Non-contact injuries are on the rise in sports and in non-athletes alike. Thinking back to the 2011-2012 NBA season, Derrick Rose and Barron Davis are some athletes who come to mind with season ending non-contact knee injuries.
What are non-contact injuries?
• Injuries that occur with out an outside force, such as being pushed or tackled
Who is at risk for non-contact injuries?
• Everyone – athletes and non-athletes
When do non-contact injuries occur?
• When the muscles, tendons and ligaments in the body take on more than they have been trained to handle
Where do non-contact injuries occur?
• Anywhere – they can occur in all sports and in everyday life
Why do non-contact injuries occur?
The body moves most efficiently when there is optimal flexibility. When most people exercise, they do not train the body to improve movement and function. The lack of training the body to be more efficient during movement leads to muscle imbalances, due to some muscles being overactive and others being underactive. These imbalances cause other muscles known as synergists or helper muscles within the body to take on a more dominant role and compensate for weakened, unreactive muscles. When synergists take on this more dominant role, muscle within the body become imbalanced, which leads to altered posture and an increased risk of injury. Just imagine a pick-up truck trying to pull the load of an 18 wheeler – that’s what happens in the body when we lose focus of training to be more functional.
How do non-contact injuries occur?
• Bending over to pick up something
• Stepping down off a stair case
• Turning or twisting the body

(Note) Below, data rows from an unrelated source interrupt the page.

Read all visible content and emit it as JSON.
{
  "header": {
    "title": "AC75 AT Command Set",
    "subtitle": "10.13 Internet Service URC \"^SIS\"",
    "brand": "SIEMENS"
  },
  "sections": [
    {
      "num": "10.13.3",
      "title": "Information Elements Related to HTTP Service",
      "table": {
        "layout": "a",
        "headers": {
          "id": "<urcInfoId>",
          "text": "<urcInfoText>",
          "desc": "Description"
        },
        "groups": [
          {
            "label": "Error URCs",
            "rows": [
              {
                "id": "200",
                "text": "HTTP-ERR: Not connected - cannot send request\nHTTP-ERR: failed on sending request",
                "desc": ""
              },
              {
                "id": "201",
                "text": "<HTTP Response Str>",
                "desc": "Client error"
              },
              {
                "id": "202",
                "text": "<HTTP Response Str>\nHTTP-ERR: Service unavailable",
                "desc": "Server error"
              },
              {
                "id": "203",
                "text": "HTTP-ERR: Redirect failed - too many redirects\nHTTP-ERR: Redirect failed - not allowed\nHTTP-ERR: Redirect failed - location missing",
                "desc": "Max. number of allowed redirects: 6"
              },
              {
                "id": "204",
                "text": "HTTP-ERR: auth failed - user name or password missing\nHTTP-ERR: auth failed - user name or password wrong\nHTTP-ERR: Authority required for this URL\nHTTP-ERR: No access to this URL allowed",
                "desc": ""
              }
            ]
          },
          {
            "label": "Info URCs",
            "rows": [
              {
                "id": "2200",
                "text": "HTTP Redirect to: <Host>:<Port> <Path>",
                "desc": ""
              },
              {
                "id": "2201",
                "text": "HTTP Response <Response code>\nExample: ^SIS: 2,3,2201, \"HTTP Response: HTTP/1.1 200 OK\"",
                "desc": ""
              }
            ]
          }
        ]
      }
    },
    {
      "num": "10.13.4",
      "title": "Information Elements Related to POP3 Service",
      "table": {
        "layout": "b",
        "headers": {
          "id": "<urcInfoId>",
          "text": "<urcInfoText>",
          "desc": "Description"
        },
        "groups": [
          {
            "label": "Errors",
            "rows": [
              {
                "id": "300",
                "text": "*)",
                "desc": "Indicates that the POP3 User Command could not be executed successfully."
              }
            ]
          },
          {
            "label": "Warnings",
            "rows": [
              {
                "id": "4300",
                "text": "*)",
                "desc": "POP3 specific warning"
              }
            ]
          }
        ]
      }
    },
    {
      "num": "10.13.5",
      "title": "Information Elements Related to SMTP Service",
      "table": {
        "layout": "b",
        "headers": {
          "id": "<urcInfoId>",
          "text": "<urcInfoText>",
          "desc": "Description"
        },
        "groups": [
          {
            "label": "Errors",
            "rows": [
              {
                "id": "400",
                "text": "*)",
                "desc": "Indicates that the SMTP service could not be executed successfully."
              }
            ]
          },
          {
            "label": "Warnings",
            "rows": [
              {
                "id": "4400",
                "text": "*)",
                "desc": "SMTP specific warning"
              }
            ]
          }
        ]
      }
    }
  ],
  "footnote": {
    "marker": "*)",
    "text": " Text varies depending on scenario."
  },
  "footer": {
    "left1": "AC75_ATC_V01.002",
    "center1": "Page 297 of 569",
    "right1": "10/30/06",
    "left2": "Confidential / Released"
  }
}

If the body is not trained to move in all planes of motion non-contact injuries will likely occur.
• Sagittal Plane – moving the body forward (lunges)
• Frontal Plane – moving the body side to side (side lunges or shuffling)
• Transverse – twisting or turning the body (rotational lunge)
Look at your training program to make sure that you are training the body in all planes of motion. This will increase function during movement and decrease your risk of injury.